(MATERIAL FOR THIS EXERCISE begins)

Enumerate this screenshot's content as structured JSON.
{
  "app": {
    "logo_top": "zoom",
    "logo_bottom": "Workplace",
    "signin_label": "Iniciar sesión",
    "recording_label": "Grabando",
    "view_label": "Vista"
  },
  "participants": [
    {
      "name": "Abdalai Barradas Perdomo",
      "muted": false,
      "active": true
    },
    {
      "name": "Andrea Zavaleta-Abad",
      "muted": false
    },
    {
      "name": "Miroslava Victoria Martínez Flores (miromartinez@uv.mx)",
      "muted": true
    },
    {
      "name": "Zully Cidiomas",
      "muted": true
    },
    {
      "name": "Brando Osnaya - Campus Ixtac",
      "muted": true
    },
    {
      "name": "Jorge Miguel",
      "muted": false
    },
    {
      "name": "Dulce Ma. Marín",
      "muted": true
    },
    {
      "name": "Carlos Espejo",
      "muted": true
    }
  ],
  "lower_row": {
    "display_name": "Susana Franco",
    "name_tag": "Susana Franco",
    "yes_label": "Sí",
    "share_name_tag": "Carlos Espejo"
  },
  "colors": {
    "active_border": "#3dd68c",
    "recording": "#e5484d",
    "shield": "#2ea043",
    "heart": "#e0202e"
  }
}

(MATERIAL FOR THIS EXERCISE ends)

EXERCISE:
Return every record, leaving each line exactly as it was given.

EXERCISE RESPONSE:
Enumerate this screenshot's content as structured JSON.
{
  "app": {
    "logo_top": "zoom",
    "logo_bottom": "Workplace",
    "signin_label": "Iniciar sesión",
    "recording_label": "Grabando",
    "view_label": "Vista"
  },
  "participants": [
    {
      "name": "Abdalai Barradas Perdomo",
      "muted": false,
      "active": true
    },
    {
      "name": "Andrea Zavaleta-Abad",
      "muted": false
    },
    {
      "name": "Miroslava Victoria Martínez Flores (miromartinez@uv.mx)",
      "muted": true
    },
    {
      "name": "Zully Cidiomas",
      "muted": true
    },
    {
      "name": "Brando Osnaya - Campus Ixtac",
      "muted": true
    },
    {
      "name": "Jorge Miguel",
      "muted": false
    },
    {
      "name": "Dulce Ma. Marín",
      "muted": true
    },
    {
      "name": "Carlos Espejo",
      "muted": true
    }
  ],
  "lower_row": {
    "display_name": "Susana Franco",
    "name_tag": "Susana Franco",
    "yes_label": "Sí",
    "share_name_tag": "Carlos Espejo"
  },
  "colors": {
    "active_border": "#3dd68c",
    "recording": "#e5484d",
    "shield": "#2ea043",
    "heart": "#e0202e"
  }
}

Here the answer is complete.